Saved entries
# # # #
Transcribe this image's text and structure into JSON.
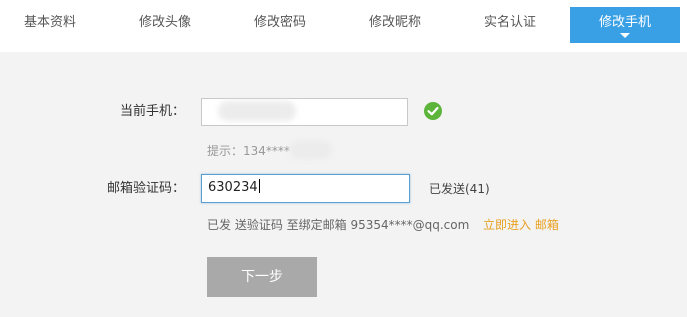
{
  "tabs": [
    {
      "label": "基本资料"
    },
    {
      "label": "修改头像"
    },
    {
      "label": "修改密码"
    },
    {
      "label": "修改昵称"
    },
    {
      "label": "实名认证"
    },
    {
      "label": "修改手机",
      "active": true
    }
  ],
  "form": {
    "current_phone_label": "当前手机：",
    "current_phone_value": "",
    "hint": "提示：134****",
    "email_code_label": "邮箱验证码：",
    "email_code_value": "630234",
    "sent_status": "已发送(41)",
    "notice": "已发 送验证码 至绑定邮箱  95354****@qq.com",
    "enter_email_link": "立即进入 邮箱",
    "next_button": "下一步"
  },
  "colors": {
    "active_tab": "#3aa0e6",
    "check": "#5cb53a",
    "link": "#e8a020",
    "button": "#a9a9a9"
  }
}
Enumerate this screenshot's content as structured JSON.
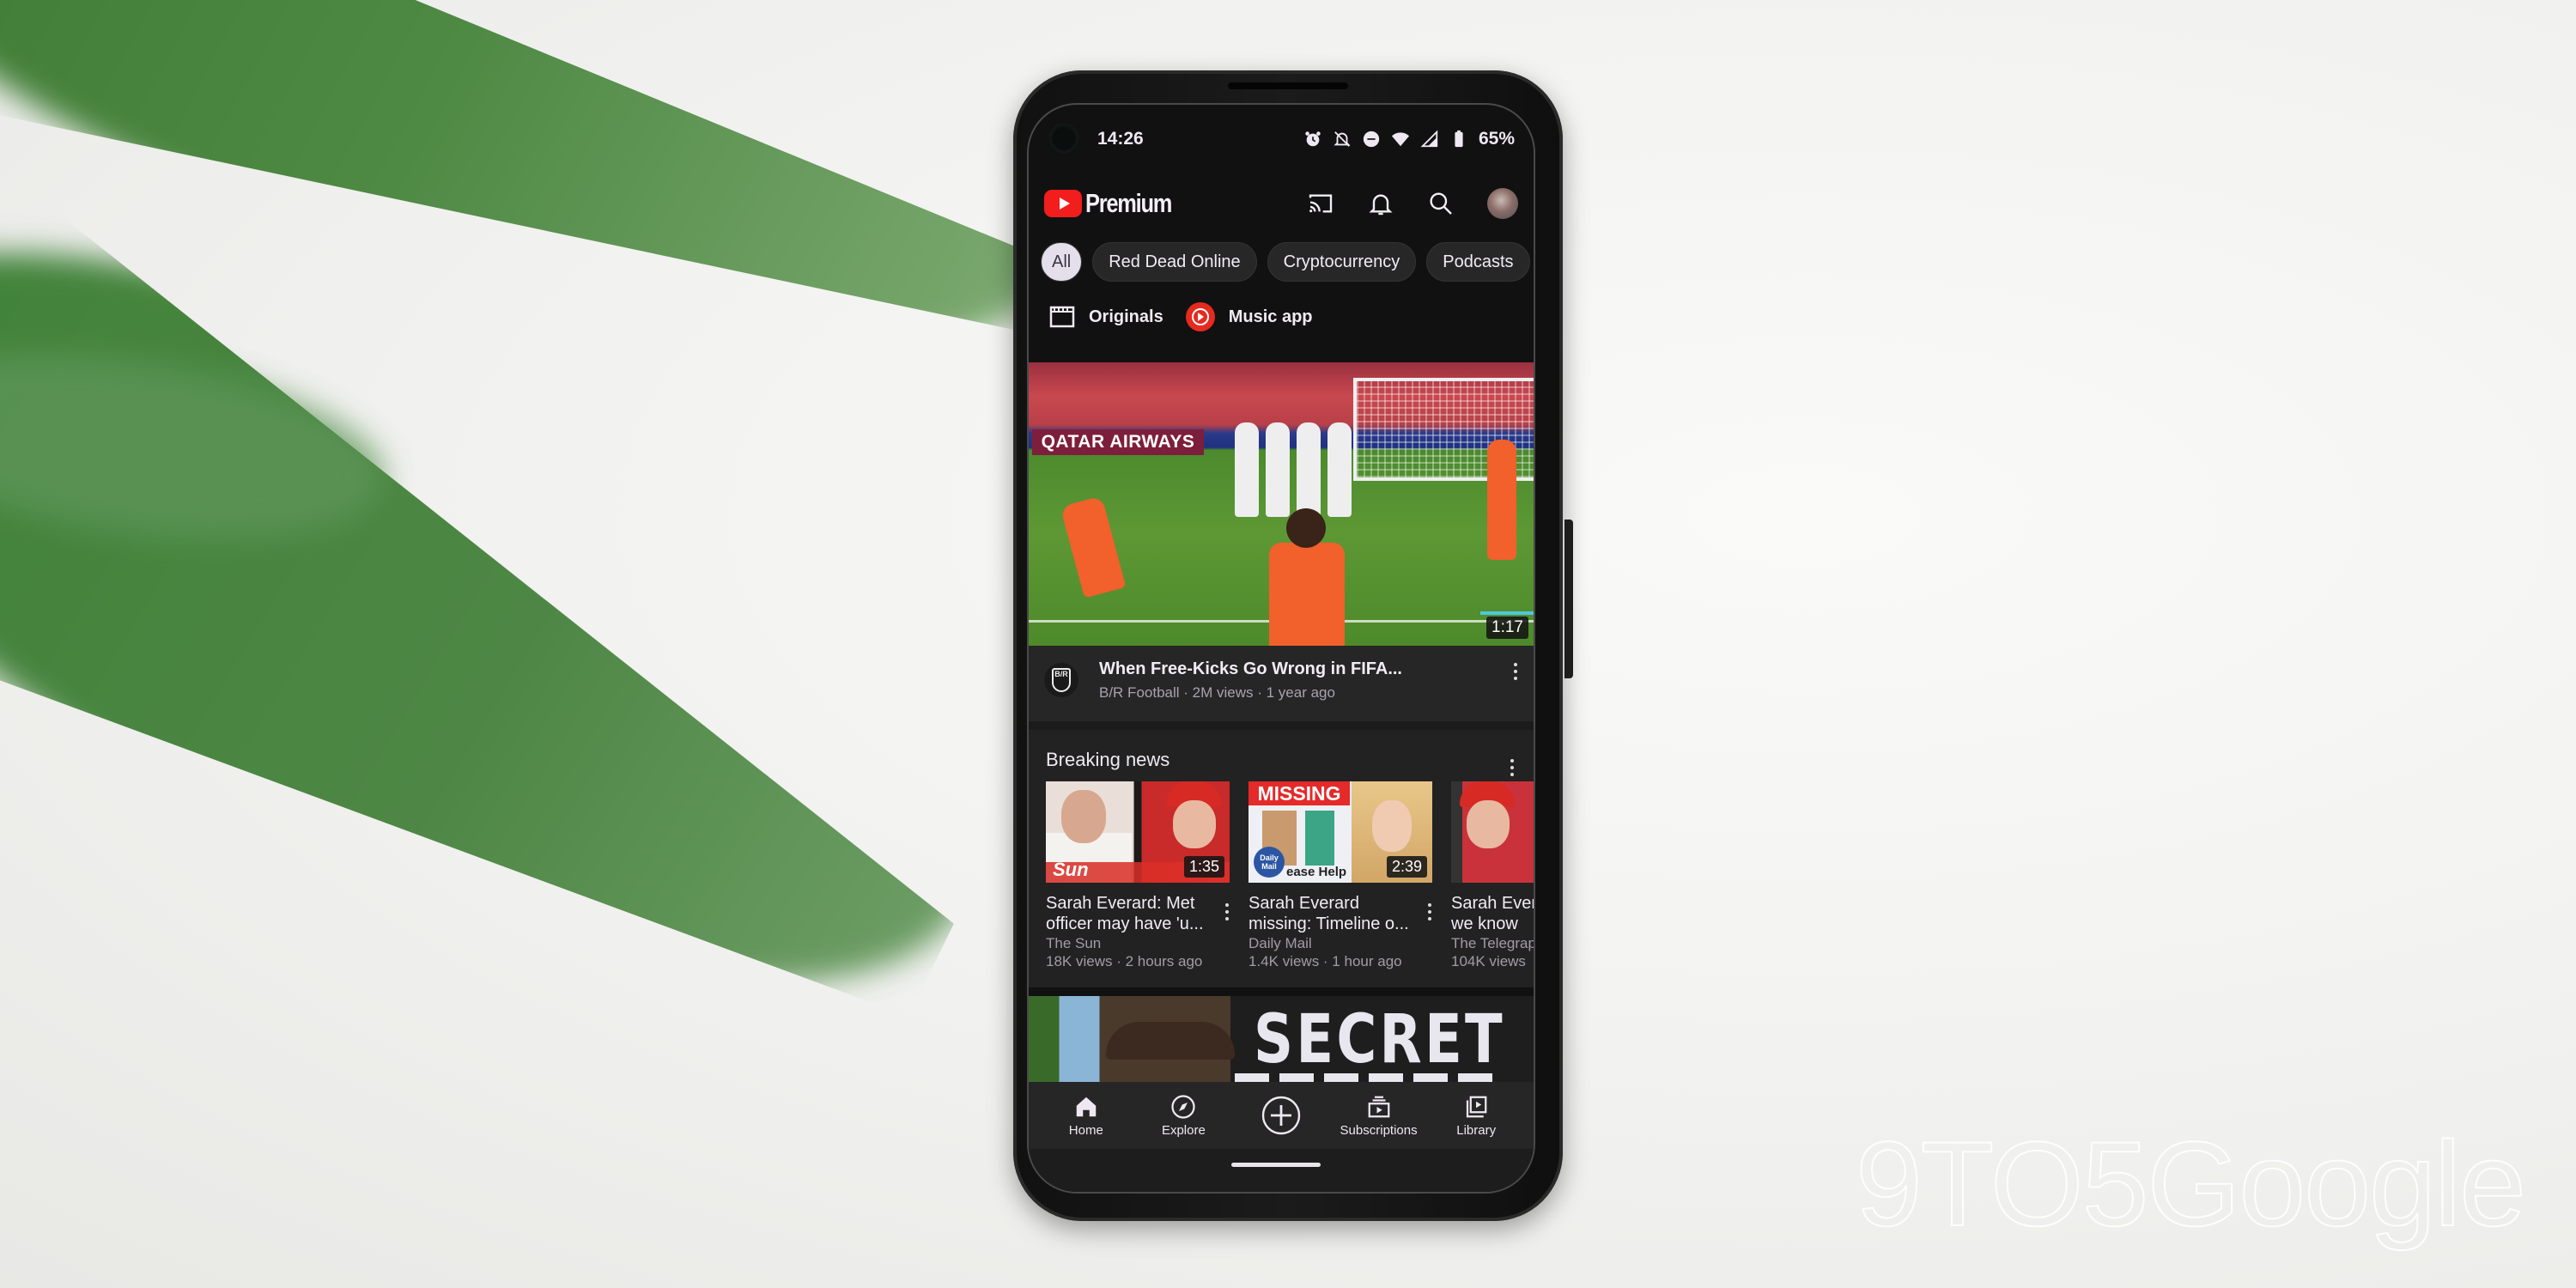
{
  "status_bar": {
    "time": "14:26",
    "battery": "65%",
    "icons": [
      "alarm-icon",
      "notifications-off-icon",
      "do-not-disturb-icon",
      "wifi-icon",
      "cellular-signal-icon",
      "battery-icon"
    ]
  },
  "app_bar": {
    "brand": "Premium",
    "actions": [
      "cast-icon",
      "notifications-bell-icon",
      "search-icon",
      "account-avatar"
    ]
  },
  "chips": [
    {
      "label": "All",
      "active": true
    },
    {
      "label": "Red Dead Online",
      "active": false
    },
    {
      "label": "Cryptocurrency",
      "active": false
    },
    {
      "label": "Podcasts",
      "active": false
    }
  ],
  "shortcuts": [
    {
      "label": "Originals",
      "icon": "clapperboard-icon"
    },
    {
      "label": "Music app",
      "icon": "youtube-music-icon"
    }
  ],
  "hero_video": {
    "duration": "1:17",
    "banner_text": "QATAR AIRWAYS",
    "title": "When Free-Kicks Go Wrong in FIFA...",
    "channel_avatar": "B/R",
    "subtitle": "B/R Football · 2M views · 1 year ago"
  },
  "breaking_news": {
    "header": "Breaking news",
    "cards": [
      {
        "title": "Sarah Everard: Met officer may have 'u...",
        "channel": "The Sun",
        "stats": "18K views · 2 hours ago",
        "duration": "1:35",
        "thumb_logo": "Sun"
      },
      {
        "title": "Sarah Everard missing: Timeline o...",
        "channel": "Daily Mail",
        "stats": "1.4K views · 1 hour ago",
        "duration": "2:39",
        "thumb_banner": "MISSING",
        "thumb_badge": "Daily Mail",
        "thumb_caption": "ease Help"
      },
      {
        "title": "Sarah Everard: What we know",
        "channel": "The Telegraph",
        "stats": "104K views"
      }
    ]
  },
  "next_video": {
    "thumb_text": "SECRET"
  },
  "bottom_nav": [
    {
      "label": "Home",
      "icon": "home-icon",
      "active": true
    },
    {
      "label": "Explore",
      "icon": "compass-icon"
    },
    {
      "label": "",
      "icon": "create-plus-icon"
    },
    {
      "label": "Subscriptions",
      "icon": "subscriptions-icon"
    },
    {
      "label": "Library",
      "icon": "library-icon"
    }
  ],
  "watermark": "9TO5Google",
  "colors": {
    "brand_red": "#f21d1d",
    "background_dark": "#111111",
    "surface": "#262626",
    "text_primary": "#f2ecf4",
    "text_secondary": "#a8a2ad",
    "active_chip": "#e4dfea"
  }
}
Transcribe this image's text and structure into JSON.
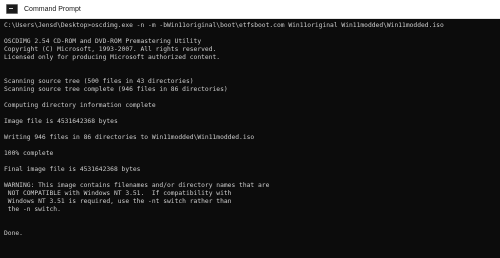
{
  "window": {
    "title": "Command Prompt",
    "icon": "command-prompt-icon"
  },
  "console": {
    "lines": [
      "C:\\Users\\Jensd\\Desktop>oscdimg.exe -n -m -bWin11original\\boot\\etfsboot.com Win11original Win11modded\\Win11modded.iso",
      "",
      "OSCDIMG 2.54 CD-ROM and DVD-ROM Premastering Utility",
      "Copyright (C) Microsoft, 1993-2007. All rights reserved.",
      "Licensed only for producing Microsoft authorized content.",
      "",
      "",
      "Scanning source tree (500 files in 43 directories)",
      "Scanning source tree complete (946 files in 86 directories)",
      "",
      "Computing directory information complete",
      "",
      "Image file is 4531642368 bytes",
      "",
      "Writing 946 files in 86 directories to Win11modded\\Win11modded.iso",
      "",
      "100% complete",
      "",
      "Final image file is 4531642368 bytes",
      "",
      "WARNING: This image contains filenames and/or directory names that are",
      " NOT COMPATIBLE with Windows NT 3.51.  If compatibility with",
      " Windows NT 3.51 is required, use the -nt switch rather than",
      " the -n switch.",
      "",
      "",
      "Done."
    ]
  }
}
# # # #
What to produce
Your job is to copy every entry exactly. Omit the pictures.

Written solution
Transcribe this image's text and structure into JSON.
{
  "tabs": [
    {
      "label": "基本资料"
    },
    {
      "label": "修改头像"
    },
    {
      "label": "修改密码"
    },
    {
      "label": "修改昵称"
    },
    {
      "label": "实名认证"
    },
    {
      "label": "修改手机",
      "active": true
    }
  ],
  "form": {
    "current_phone_label": "当前手机：",
    "current_phone_value": "",
    "hint": "提示：134****",
    "email_code_label": "邮箱验证码：",
    "email_code_value": "630234",
    "sent_status": "已发送(41)",
    "notice": "已发 送验证码 至绑定邮箱  95354****@qq.com",
    "enter_email_link": "立即进入 邮箱",
    "next_button": "下一步"
  },
  "colors": {
    "active_tab": "#3aa0e6",
    "check": "#5cb53a",
    "link": "#e8a020",
    "button": "#a9a9a9"
  }
}
Enumerate this screenshot's content as structured JSON.
{
  "status_bar": {
    "time": "14:26",
    "battery": "65%",
    "icons": [
      "alarm-icon",
      "notifications-off-icon",
      "do-not-disturb-icon",
      "wifi-icon",
      "cellular-signal-icon",
      "battery-icon"
    ]
  },
  "app_bar": {
    "brand": "Premium",
    "actions": [
      "cast-icon",
      "notifications-bell-icon",
      "search-icon",
      "account-avatar"
    ]
  },
  "chips": [
    {
      "label": "All",
      "active": true
    },
    {
      "label": "Red Dead Online",
      "active": false
    },
    {
      "label": "Cryptocurrency",
      "active": false
    },
    {
      "label": "Podcasts",
      "active": false
    }
  ],
  "shortcuts": [
    {
      "label": "Originals",
      "icon": "clapperboard-icon"
    },
    {
      "label": "Music app",
      "icon": "youtube-music-icon"
    }
  ],
  "hero_video": {
    "duration": "1:17",
    "banner_text": "QATAR AIRWAYS",
    "title": "When Free-Kicks Go Wrong in FIFA...",
    "channel_avatar": "B/R",
    "subtitle": "B/R Football · 2M views · 1 year ago"
  },
  "breaking_news": {
    "header": "Breaking news",
    "cards": [
      {
        "title": "Sarah Everard: Met officer may have 'u...",
        "channel": "The Sun",
        "stats": "18K views · 2 hours ago",
        "duration": "1:35",
        "thumb_logo": "Sun"
      },
      {
        "title": "Sarah Everard missing: Timeline o...",
        "channel": "Daily Mail",
        "stats": "1.4K views · 1 hour ago",
        "duration": "2:39",
        "thumb_banner": "MISSING",
        "thumb_badge": "Daily Mail",
        "thumb_caption": "ease Help"
      },
      {
        "title": "Sarah Everard: What we know",
        "channel": "The Telegraph",
        "stats": "104K views"
      }
    ]
  },
  "next_video": {
    "thumb_text": "SECRET"
  },
  "bottom_nav": [
    {
      "label": "Home",
      "icon": "home-icon",
      "active": true
    },
    {
      "label": "Explore",
      "icon": "compass-icon"
    },
    {
      "label": "",
      "icon": "create-plus-icon"
    },
    {
      "label": "Subscriptions",
      "icon": "subscriptions-icon"
    },
    {
      "label": "Library",
      "icon": "library-icon"
    }
  ],
  "watermark": "9TO5Google",
  "colors": {
    "brand_red": "#f21d1d",
    "background_dark": "#111111",
    "surface": "#262626",
    "text_primary": "#f2ecf4",
    "text_secondary": "#a8a2ad",
    "active_chip": "#e4dfea"
  }
}
Transcribe this image's text and structure into JSON.
{
  "window": {
    "title": "Command Prompt",
    "icon": "command-prompt-icon"
  },
  "console": {
    "lines": [
      "C:\\Users\\Jensd\\Desktop>oscdimg.exe -n -m -bWin11original\\boot\\etfsboot.com Win11original Win11modded\\Win11modded.iso",
      "",
      "OSCDIMG 2.54 CD-ROM and DVD-ROM Premastering Utility",
      "Copyright (C) Microsoft, 1993-2007. All rights reserved.",
      "Licensed only for producing Microsoft authorized content.",
      "",
      "",
      "Scanning source tree (500 files in 43 directories)",
      "Scanning source tree complete (946 files in 86 directories)",
      "",
      "Computing directory information complete",
      "",
      "Image file is 4531642368 bytes",
      "",
      "Writing 946 files in 86 directories to Win11modded\\Win11modded.iso",
      "",
      "100% complete",
      "",
      "Final image file is 4531642368 bytes",
      "",
      "WARNING: This image contains filenames and/or directory names that are",
      " NOT COMPATIBLE with Windows NT 3.51.  If compatibility with",
      " Windows NT 3.51 is required, use the -nt switch rather than",
      " the -n switch.",
      "",
      "",
      "Done."
    ]
  }
}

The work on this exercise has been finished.